▶ _Work item_: Every line of the material must be copied exactly, from the first to the last.

▶ _Records provided_:
──────────

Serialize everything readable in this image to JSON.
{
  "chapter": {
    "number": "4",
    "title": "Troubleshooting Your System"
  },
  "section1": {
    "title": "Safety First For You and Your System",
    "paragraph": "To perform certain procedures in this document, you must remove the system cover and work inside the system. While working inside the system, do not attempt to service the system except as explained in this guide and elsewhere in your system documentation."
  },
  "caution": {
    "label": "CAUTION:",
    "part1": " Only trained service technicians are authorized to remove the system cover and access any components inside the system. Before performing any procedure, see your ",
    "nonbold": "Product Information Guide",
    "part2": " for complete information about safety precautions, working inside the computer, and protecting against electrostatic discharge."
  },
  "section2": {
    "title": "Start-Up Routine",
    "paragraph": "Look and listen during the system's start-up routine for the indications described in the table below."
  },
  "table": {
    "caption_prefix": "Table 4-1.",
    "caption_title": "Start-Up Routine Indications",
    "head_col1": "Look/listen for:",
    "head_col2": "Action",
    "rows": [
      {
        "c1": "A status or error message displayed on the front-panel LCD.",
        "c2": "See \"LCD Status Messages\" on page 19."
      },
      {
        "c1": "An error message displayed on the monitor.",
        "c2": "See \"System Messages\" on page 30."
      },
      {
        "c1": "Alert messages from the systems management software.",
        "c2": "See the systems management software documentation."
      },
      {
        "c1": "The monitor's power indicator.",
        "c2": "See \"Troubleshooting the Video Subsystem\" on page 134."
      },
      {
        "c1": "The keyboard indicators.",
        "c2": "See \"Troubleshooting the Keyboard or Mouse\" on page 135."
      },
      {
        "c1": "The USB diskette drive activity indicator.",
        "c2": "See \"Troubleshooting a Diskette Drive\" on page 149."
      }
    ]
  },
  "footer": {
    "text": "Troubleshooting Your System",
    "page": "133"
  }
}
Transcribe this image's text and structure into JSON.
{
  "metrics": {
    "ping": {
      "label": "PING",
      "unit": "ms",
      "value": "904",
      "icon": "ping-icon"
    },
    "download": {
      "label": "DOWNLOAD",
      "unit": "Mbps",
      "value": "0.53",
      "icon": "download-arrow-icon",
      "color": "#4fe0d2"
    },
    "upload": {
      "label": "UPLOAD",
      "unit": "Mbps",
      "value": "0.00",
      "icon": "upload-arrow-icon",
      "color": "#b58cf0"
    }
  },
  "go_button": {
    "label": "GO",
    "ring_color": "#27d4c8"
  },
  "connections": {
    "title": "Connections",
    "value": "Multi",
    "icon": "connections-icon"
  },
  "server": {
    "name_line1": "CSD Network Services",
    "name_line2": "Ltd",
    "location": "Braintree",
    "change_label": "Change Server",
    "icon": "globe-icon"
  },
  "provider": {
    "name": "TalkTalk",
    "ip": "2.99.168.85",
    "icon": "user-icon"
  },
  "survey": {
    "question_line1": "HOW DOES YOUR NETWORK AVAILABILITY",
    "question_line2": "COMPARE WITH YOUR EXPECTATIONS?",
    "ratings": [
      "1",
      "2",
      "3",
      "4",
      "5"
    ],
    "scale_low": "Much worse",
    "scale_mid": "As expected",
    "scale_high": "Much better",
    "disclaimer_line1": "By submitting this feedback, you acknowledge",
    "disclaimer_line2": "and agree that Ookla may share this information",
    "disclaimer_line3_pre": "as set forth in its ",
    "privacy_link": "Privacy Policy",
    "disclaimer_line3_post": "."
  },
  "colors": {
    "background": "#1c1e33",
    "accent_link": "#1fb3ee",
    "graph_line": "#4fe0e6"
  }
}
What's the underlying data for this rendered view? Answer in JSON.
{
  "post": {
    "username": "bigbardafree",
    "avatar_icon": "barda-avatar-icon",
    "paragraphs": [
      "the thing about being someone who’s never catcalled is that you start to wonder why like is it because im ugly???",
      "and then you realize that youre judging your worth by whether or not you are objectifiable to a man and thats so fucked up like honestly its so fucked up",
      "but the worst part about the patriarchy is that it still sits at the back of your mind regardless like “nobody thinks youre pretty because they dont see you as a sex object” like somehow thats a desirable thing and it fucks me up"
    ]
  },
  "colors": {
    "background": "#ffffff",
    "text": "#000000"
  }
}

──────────

▶ _Reply_:
Serialize everything readable in this image to JSON.
{
  "chapter": {
    "number": "4",
    "title": "Troubleshooting Your System"
  },
  "section1": {
    "title": "Safety First For You and Your System",
    "paragraph": "To perform certain procedures in this document, you must remove the system cover and work inside the system. While working inside the system, do not attempt to service the system except as explained in this guide and elsewhere in your system documentation."
  },
  "caution": {
    "label": "CAUTION:",
    "part1": " Only trained service technicians are authorized to remove the system cover and access any components inside the system. Before performing any procedure, see your ",
    "nonbold": "Product Information Guide",
    "part2": " for complete information about safety precautions, working inside the computer, and protecting against electrostatic discharge."
  },
  "section2": {
    "title": "Start-Up Routine",
    "paragraph": "Look and listen during the system's start-up routine for the indications described in the table below."
  },
  "table": {
    "caption_prefix": "Table 4-1.",
    "caption_title": "Start-Up Routine Indications",
    "head_col1": "Look/listen for:",
    "head_col2": "Action",
    "rows": [
      {
        "c1": "A status or error message displayed on the front-panel LCD.",
        "c2": "See \"LCD Status Messages\" on page 19."
      },
      {
        "c1": "An error message displayed on the monitor.",
        "c2": "See \"System Messages\" on page 30."
      },
      {
        "c1": "Alert messages from the systems management software.",
        "c2": "See the systems management software documentation."
      },
      {
        "c1": "The monitor's power indicator.",
        "c2": "See \"Troubleshooting the Video Subsystem\" on page 134."
      },
      {
        "c1": "The keyboard indicators.",
        "c2": "See \"Troubleshooting the Keyboard or Mouse\" on page 135."
      },
      {
        "c1": "The USB diskette drive activity indicator.",
        "c2": "See \"Troubleshooting a Diskette Drive\" on page 149."
      }
    ]
  },
  "footer": {
    "text": "Troubleshooting Your System",
    "page": "133"
  }
}
Transcribe this image's text and structure into JSON.
{
  "metrics": {
    "ping": {
      "label": "PING",
      "unit": "ms",
      "value": "904",
      "icon": "ping-icon"
    },
    "download": {
      "label": "DOWNLOAD",
      "unit": "Mbps",
      "value": "0.53",
      "icon": "download-arrow-icon",
      "color": "#4fe0d2"
    },
    "upload": {
      "label": "UPLOAD",
      "unit": "Mbps",
      "value": "0.00",
      "icon": "upload-arrow-icon",
      "color": "#b58cf0"
    }
  },
  "go_button": {
    "label": "GO",
    "ring_color": "#27d4c8"
  },
  "connections": {
    "title": "Connections",
    "value": "Multi",
    "icon": "connections-icon"
  },
  "server": {
    "name_line1": "CSD Network Services",
    "name_line2": "Ltd",
    "location": "Braintree",
    "change_label": "Change Server",
    "icon": "globe-icon"
  },
  "provider": {
    "name": "TalkTalk",
    "ip": "2.99.168.85",
    "icon": "user-icon"
  },
  "survey": {
    "question_line1": "HOW DOES YOUR NETWORK AVAILABILITY",
    "question_line2": "COMPARE WITH YOUR EXPECTATIONS?",
    "ratings": [
      "1",
      "2",
      "3",
      "4",
      "5"
    ],
    "scale_low": "Much worse",
    "scale_mid": "As expected",
    "scale_high": "Much better",
    "disclaimer_line1": "By submitting this feedback, you acknowledge",
    "disclaimer_line2": "and agree that Ookla may share this information",
    "disclaimer_line3_pre": "as set forth in its ",
    "privacy_link": "Privacy Policy",
    "disclaimer_line3_post": "."
  },
  "colors": {
    "background": "#1c1e33",
    "accent_link": "#1fb3ee",
    "graph_line": "#4fe0e6"
  }
}
What's the underlying data for this rendered view? Answer in JSON.
{
  "post": {
    "username": "bigbardafree",
    "avatar_icon": "barda-avatar-icon",
    "paragraphs": [
      "the thing about being someone who’s never catcalled is that you start to wonder why like is it because im ugly???",
      "and then you realize that youre judging your worth by whether or not you are objectifiable to a man and thats so fucked up like honestly its so fucked up",
      "but the worst part about the patriarchy is that it still sits at the back of your mind regardless like “nobody thinks youre pretty because they dont see you as a sex object” like somehow thats a desirable thing and it fucks me up"
    ]
  },
  "colors": {
    "background": "#ffffff",
    "text": "#000000"
  }
}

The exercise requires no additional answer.